The longest phase of growth
German GDP slows in Q1, but grows for 15th quarter in a row, says the Federal Statistics Office.
Frankfurt (dpa) - The German economy slowed in the first quarter of 2018, with gross domestic product (GDP) growing by 0.3 per cent compared to the previous quarter, representing a drop of 0.3 percentage points.
In the last three months of 2017, GDP grew at a quarterly rate of 0.6 per cent, while in the third quarter it had grown by 0.7 per cent.
Despite the slowdown, the Federal Statistics Office in Wiesbaden reported on Tuesday that the rise in the first quarter of 2018 represented the 15th quarter of growth in a row. "That is the longest phase of growth since 1991," the office said.
The Q1 growth figure was due to consumer spending, investments by companies in new machinery and other equipment and a boom in construction, the statistics office said.
Government spending dropped slightly for the first time in five years, which exerted downward pressure on GDP growth, as did a slowdown in both imports and exports, the office said.
Analysts had predicted that the economy would grow by 0.4 per cent in the first three months of 2018.
They had based their forecast for a slowing in the economy on strikes in the metal production and electrical industries, a nationwide outbreak of flu and cold weather in March that dampened the construction industry.
However, the analysts said the growth phase was not expected to end anytime soon.
"We view the somewhat restrained economic development at the beginning of the year as a temporary growth dip and not as the beginning of a longer-term slow-down in growth," economists at insurers Allianz said.

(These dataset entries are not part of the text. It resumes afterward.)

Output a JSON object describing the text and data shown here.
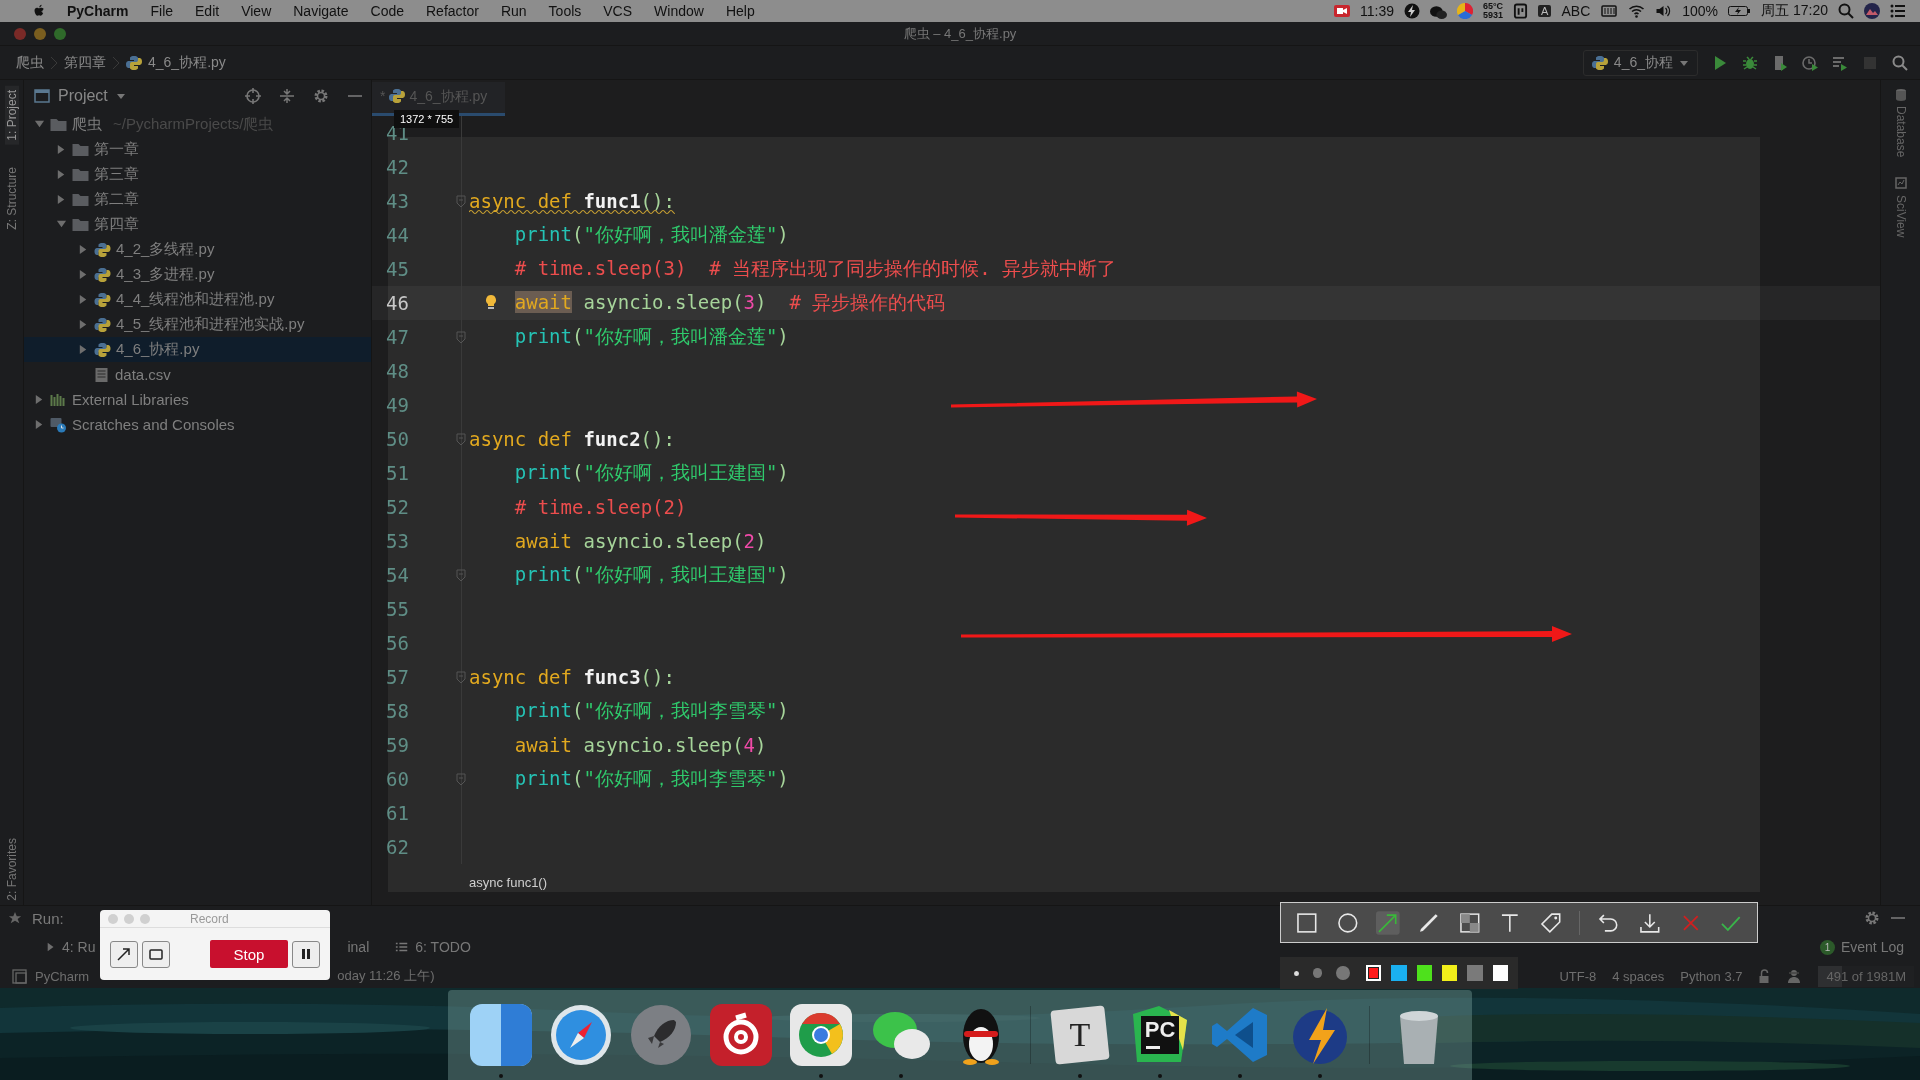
{
  "menubar": {
    "app": "PyCharm",
    "menus": [
      "File",
      "Edit",
      "View",
      "Navigate",
      "Code",
      "Refactor",
      "Run",
      "Tools",
      "VCS",
      "Window",
      "Help"
    ],
    "status": {
      "record_time": "11:39",
      "temperature": "65°C",
      "fan_speed": "5931",
      "input_mark": "A",
      "input_source": "ABC",
      "battery": "100%",
      "clock": "周五 17:20"
    }
  },
  "window": {
    "title": "爬虫 – 4_6_协程.py"
  },
  "navbar": {
    "breadcrumb": [
      "爬虫",
      "第四章",
      "4_6_协程.py"
    ],
    "run_config": "4_6_协程"
  },
  "left_tabs_top": [
    {
      "label": "1: Project",
      "selected": true
    },
    {
      "label": "Z: Structure",
      "selected": false
    }
  ],
  "left_tabs_bottom": [
    {
      "label": "2: Favorites",
      "selected": false
    }
  ],
  "right_tabs": [
    "Database",
    "SciView"
  ],
  "project": {
    "title": "Project",
    "tree": [
      {
        "label": "爬虫",
        "path": "~/PycharmProjects/爬虫",
        "kind": "folder",
        "expanded": true,
        "selected": false,
        "children": [
          {
            "label": "第一章",
            "kind": "folder",
            "expanded": false,
            "selected": false
          },
          {
            "label": "第三章",
            "kind": "folder",
            "expanded": false,
            "selected": false
          },
          {
            "label": "第二章",
            "kind": "folder",
            "expanded": false,
            "selected": false
          },
          {
            "label": "第四章",
            "kind": "folder",
            "expanded": true,
            "selected": false,
            "children": [
              {
                "label": "4_2_多线程.py",
                "kind": "py",
                "expanded": false,
                "selected": false
              },
              {
                "label": "4_3_多进程.py",
                "kind": "py",
                "expanded": false,
                "selected": false
              },
              {
                "label": "4_4_线程池和进程池.py",
                "kind": "py",
                "expanded": false,
                "selected": false
              },
              {
                "label": "4_5_线程池和进程池实战.py",
                "kind": "py",
                "expanded": false,
                "selected": false
              },
              {
                "label": "4_6_协程.py",
                "kind": "py",
                "expanded": false,
                "selected": true
              },
              {
                "label": "data.csv",
                "kind": "csv",
                "selected": false
              }
            ]
          }
        ]
      },
      {
        "label": "External Libraries",
        "kind": "libraries",
        "expanded": false,
        "selected": false
      },
      {
        "label": "Scratches and Consoles",
        "kind": "scratches",
        "expanded": false,
        "selected": false
      }
    ]
  },
  "editor": {
    "tab": {
      "prefix": "*",
      "label": "4_6_协程.py",
      "selected": true
    },
    "tooltip": "1372 * 755",
    "lines": [
      {
        "number": "41",
        "current": false,
        "warning": false,
        "fold": false,
        "bulb": false,
        "indented": false
      },
      {
        "number": "42",
        "current": false,
        "warning": false,
        "fold": false,
        "bulb": false,
        "indented": false
      },
      {
        "number": "43",
        "current": false,
        "warning": true,
        "fold": true,
        "bulb": false,
        "indented": false,
        "tokens": [
          {
            "text": "async ",
            "kind": "kw"
          },
          {
            "text": "def ",
            "kind": "kw"
          },
          {
            "text": "func1",
            "kind": "fn"
          },
          {
            "text": "():",
            "kind": "plain"
          }
        ]
      },
      {
        "number": "44",
        "current": false,
        "warning": false,
        "fold": false,
        "bulb": false,
        "indented": true,
        "tokens": [
          {
            "text": "print",
            "kind": "builtin"
          },
          {
            "text": "(",
            "kind": "plain"
          },
          {
            "text": "\"你好啊，我叫潘金莲\"",
            "kind": "str"
          },
          {
            "text": ")",
            "kind": "plain"
          }
        ]
      },
      {
        "number": "45",
        "current": false,
        "warning": false,
        "fold": false,
        "bulb": false,
        "indented": true,
        "tokens": [
          {
            "text": "# time.sleep(3)  # 当程序出现了同步操作的时候. 异步就中断了",
            "kind": "comment"
          }
        ]
      },
      {
        "number": "46",
        "current": true,
        "warning": false,
        "fold": false,
        "bulb": true,
        "indented": true,
        "tokens": [
          {
            "text": "await",
            "kind": "match"
          },
          {
            "text": " asyncio.sleep(",
            "kind": "plain"
          },
          {
            "text": "3",
            "kind": "num"
          },
          {
            "text": ")  ",
            "kind": "plain"
          },
          {
            "text": "# 异步操作的代码",
            "kind": "comment"
          }
        ]
      },
      {
        "number": "47",
        "current": false,
        "warning": false,
        "fold": true,
        "bulb": false,
        "indented": true,
        "tokens": [
          {
            "text": "print",
            "kind": "builtin"
          },
          {
            "text": "(",
            "kind": "plain"
          },
          {
            "text": "\"你好啊，我叫潘金莲\"",
            "kind": "str"
          },
          {
            "text": ")",
            "kind": "plain"
          }
        ]
      },
      {
        "number": "48",
        "current": false,
        "warning": false,
        "fold": false,
        "bulb": false,
        "indented": false
      },
      {
        "number": "49",
        "current": false,
        "warning": false,
        "fold": false,
        "bulb": false,
        "indented": false
      },
      {
        "number": "50",
        "current": false,
        "warning": false,
        "fold": true,
        "bulb": false,
        "indented": false,
        "tokens": [
          {
            "text": "async ",
            "kind": "kw"
          },
          {
            "text": "def ",
            "kind": "kw"
          },
          {
            "text": "func2",
            "kind": "fn"
          },
          {
            "text": "():",
            "kind": "plain"
          }
        ]
      },
      {
        "number": "51",
        "current": false,
        "warning": false,
        "fold": false,
        "bulb": false,
        "indented": true,
        "tokens": [
          {
            "text": "print",
            "kind": "builtin"
          },
          {
            "text": "(",
            "kind": "plain"
          },
          {
            "text": "\"你好啊，我叫王建国\"",
            "kind": "str"
          },
          {
            "text": ")",
            "kind": "plain"
          }
        ]
      },
      {
        "number": "52",
        "current": false,
        "warning": false,
        "fold": false,
        "bulb": false,
        "indented": true,
        "tokens": [
          {
            "text": "# time.sleep(2)",
            "kind": "comment"
          }
        ]
      },
      {
        "number": "53",
        "current": false,
        "warning": false,
        "fold": false,
        "bulb": false,
        "indented": true,
        "tokens": [
          {
            "text": "await ",
            "kind": "kw"
          },
          {
            "text": "asyncio.sleep(",
            "kind": "plain"
          },
          {
            "text": "2",
            "kind": "num"
          },
          {
            "text": ")",
            "kind": "plain"
          }
        ]
      },
      {
        "number": "54",
        "current": false,
        "warning": false,
        "fold": true,
        "bulb": false,
        "indented": true,
        "tokens": [
          {
            "text": "print",
            "kind": "builtin"
          },
          {
            "text": "(",
            "kind": "plain"
          },
          {
            "text": "\"你好啊，我叫王建国\"",
            "kind": "str"
          },
          {
            "text": ")",
            "kind": "plain"
          }
        ]
      },
      {
        "number": "55",
        "current": false,
        "warning": false,
        "fold": false,
        "bulb": false,
        "indented": false
      },
      {
        "number": "56",
        "current": false,
        "warning": false,
        "fold": false,
        "bulb": false,
        "indented": false
      },
      {
        "number": "57",
        "current": false,
        "warning": false,
        "fold": true,
        "bulb": false,
        "indented": false,
        "tokens": [
          {
            "text": "async ",
            "kind": "kw"
          },
          {
            "text": "def ",
            "kind": "kw"
          },
          {
            "text": "func3",
            "kind": "fn"
          },
          {
            "text": "():",
            "kind": "plain"
          }
        ]
      },
      {
        "number": "58",
        "current": false,
        "warning": false,
        "fold": false,
        "bulb": false,
        "indented": true,
        "tokens": [
          {
            "text": "print",
            "kind": "builtin"
          },
          {
            "text": "(",
            "kind": "plain"
          },
          {
            "text": "\"你好啊，我叫李雪琴\"",
            "kind": "str"
          },
          {
            "text": ")",
            "kind": "plain"
          }
        ]
      },
      {
        "number": "59",
        "current": false,
        "warning": false,
        "fold": false,
        "bulb": false,
        "indented": true,
        "tokens": [
          {
            "text": "await ",
            "kind": "kw"
          },
          {
            "text": "asyncio.sleep(",
            "kind": "plain"
          },
          {
            "text": "4",
            "kind": "num"
          },
          {
            "text": ")",
            "kind": "plain"
          }
        ]
      },
      {
        "number": "60",
        "current": false,
        "warning": false,
        "fold": true,
        "bulb": false,
        "indented": true,
        "tokens": [
          {
            "text": "print",
            "kind": "builtin"
          },
          {
            "text": "(",
            "kind": "plain"
          },
          {
            "text": "\"你好啊，我叫李雪琴\"",
            "kind": "str"
          },
          {
            "text": ")",
            "kind": "plain"
          }
        ]
      },
      {
        "number": "61",
        "current": false,
        "warning": false,
        "fold": false,
        "bulb": false,
        "indented": false
      },
      {
        "number": "62",
        "current": false,
        "warning": false,
        "fold": false,
        "bulb": false,
        "indented": false
      }
    ],
    "breadcrumb": "async func1()"
  },
  "run_panel": {
    "label": "Run:"
  },
  "tool_tabs": [
    {
      "label": "4: Ru",
      "kind": "run"
    },
    {
      "label": "inal",
      "kind": "plain"
    },
    {
      "label": "6: TODO",
      "kind": "list"
    }
  ],
  "event_log": {
    "count": "1",
    "label": "Event Log"
  },
  "status_bar": {
    "message_start": "PyCharm",
    "message_end": "oday 11:26 上午)",
    "encoding": "UTF-8",
    "indent": "4 spaces",
    "interpreter": "Python 3.7",
    "memory": {
      "text": "491 of 1981M",
      "level": 0.25
    }
  },
  "record_widget": {
    "title": "Record",
    "stop": "Stop"
  },
  "annotation_toolbar": {
    "tools": [
      {
        "kind": "rect",
        "selected": false
      },
      {
        "kind": "ellipse",
        "selected": false
      },
      {
        "kind": "arrow",
        "selected": true
      },
      {
        "kind": "pen",
        "selected": false
      },
      {
        "kind": "mosaic",
        "selected": false
      },
      {
        "kind": "text",
        "selected": false
      },
      {
        "kind": "tag",
        "selected": false
      }
    ],
    "actions": [
      {
        "kind": "undo"
      },
      {
        "kind": "save"
      },
      {
        "kind": "cancel"
      },
      {
        "kind": "confirm"
      }
    ],
    "sizes": [
      {
        "kind": "small",
        "selected": true
      },
      {
        "kind": "medium",
        "selected": false
      },
      {
        "kind": "large",
        "selected": false
      }
    ],
    "colors": [
      {
        "color": "#ff1a1a",
        "selected": true
      },
      {
        "color": "#1ab0f0",
        "selected": false
      },
      {
        "color": "#4ee11c",
        "selected": false
      },
      {
        "color": "#f2ef1a",
        "selected": false
      },
      {
        "color": "#7a7a7a",
        "selected": false
      },
      {
        "color": "#ffffff",
        "selected": false
      }
    ]
  },
  "annotations": [
    {
      "kind": "arrow"
    },
    {
      "kind": "arrow"
    },
    {
      "kind": "arrow"
    }
  ],
  "desktop": {
    "kind": "picture"
  },
  "dock": [
    {
      "kind": "finder",
      "running": true
    },
    {
      "kind": "safari",
      "running": false
    },
    {
      "kind": "rocket",
      "running": false
    },
    {
      "kind": "music",
      "running": false
    },
    {
      "kind": "chrome",
      "running": true
    },
    {
      "kind": "chat",
      "running": true
    },
    {
      "kind": "penguin",
      "running": false
    },
    {
      "kind": "editor_t",
      "glyph": "T",
      "running": true
    },
    {
      "kind": "ide_pc",
      "glyph": "PC",
      "running": true
    },
    {
      "kind": "vscode",
      "running": true
    },
    {
      "kind": "bolt",
      "running": true
    },
    {
      "kind": "trash",
      "running": false
    }
  ]
}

The German government has forecast continued growth for Europe's largest economy: in 2018, GDP is expected to grow by 2.3 per cent, and in 2019, by 2.1 per cent, after growing by 2.2 per cent in 2017, the strongest result in six years.